## Problem description
Only lines holding the word "this" should be copied from the material.

## Records shown
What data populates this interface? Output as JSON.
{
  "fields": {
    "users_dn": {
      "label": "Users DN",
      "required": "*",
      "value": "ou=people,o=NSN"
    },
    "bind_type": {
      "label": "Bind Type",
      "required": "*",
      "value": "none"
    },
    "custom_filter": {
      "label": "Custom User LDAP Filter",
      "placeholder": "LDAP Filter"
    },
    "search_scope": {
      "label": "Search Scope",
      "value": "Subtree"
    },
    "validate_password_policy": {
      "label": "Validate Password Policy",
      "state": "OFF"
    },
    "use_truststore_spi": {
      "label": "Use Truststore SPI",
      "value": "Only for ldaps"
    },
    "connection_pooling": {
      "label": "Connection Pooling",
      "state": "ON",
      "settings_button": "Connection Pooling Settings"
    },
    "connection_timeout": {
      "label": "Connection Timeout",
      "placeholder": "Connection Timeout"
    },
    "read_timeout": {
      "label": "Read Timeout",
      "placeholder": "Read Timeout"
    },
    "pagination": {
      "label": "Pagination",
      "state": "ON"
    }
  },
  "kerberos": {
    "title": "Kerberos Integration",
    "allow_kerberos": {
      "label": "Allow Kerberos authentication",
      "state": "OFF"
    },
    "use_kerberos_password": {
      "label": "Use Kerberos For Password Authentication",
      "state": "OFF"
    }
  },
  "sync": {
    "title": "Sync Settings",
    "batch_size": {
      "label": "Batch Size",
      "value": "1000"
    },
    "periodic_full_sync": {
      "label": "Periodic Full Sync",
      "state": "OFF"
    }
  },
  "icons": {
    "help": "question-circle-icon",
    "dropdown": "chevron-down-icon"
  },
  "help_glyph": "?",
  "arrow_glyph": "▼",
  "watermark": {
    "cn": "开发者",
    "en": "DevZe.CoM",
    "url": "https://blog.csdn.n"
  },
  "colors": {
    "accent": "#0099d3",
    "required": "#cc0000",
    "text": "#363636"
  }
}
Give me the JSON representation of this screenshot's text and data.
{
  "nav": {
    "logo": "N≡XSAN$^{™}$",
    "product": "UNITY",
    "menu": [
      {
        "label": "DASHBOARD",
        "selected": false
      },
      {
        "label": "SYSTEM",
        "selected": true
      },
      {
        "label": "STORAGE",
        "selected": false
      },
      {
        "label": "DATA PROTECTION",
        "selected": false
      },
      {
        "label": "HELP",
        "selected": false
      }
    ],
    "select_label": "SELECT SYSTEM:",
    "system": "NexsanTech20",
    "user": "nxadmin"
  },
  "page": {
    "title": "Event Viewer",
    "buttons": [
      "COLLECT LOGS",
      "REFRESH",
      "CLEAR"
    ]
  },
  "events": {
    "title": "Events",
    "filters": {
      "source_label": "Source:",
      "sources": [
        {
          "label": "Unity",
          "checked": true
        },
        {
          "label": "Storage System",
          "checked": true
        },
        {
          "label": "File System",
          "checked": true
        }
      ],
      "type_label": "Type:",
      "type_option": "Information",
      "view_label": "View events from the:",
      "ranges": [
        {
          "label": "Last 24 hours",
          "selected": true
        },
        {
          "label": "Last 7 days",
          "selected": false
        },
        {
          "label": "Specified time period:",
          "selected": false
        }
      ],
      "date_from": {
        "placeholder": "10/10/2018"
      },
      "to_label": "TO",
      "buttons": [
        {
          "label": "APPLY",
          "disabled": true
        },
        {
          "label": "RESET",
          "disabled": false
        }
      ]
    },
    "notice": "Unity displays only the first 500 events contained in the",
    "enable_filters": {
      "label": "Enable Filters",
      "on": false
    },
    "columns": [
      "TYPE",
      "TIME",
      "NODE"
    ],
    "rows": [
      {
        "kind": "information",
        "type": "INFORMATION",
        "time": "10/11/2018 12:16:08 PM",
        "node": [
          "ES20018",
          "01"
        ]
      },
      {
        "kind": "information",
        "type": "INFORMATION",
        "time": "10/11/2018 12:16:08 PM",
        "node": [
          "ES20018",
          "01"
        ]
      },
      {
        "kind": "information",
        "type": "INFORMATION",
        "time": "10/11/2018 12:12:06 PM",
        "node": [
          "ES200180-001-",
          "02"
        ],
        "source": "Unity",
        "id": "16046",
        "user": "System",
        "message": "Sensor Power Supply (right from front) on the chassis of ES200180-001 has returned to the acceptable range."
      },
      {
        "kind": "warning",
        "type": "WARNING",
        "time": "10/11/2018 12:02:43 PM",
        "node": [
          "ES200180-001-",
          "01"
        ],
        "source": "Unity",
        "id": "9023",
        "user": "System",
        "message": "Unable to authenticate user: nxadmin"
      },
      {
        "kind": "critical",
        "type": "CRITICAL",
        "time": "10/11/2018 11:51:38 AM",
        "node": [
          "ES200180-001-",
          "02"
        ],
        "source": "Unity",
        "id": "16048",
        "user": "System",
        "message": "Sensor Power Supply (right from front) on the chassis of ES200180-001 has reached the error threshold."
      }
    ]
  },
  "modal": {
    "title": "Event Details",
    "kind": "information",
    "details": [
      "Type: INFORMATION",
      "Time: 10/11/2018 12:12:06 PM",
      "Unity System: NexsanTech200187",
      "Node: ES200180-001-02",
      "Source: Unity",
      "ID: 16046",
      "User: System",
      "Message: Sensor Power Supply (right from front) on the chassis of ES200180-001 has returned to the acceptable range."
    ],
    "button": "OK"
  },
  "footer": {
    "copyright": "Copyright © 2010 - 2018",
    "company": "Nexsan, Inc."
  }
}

## Response area
What data populates this interface? Output as JSON.
Give me the JSON representation of this screenshot's text and data.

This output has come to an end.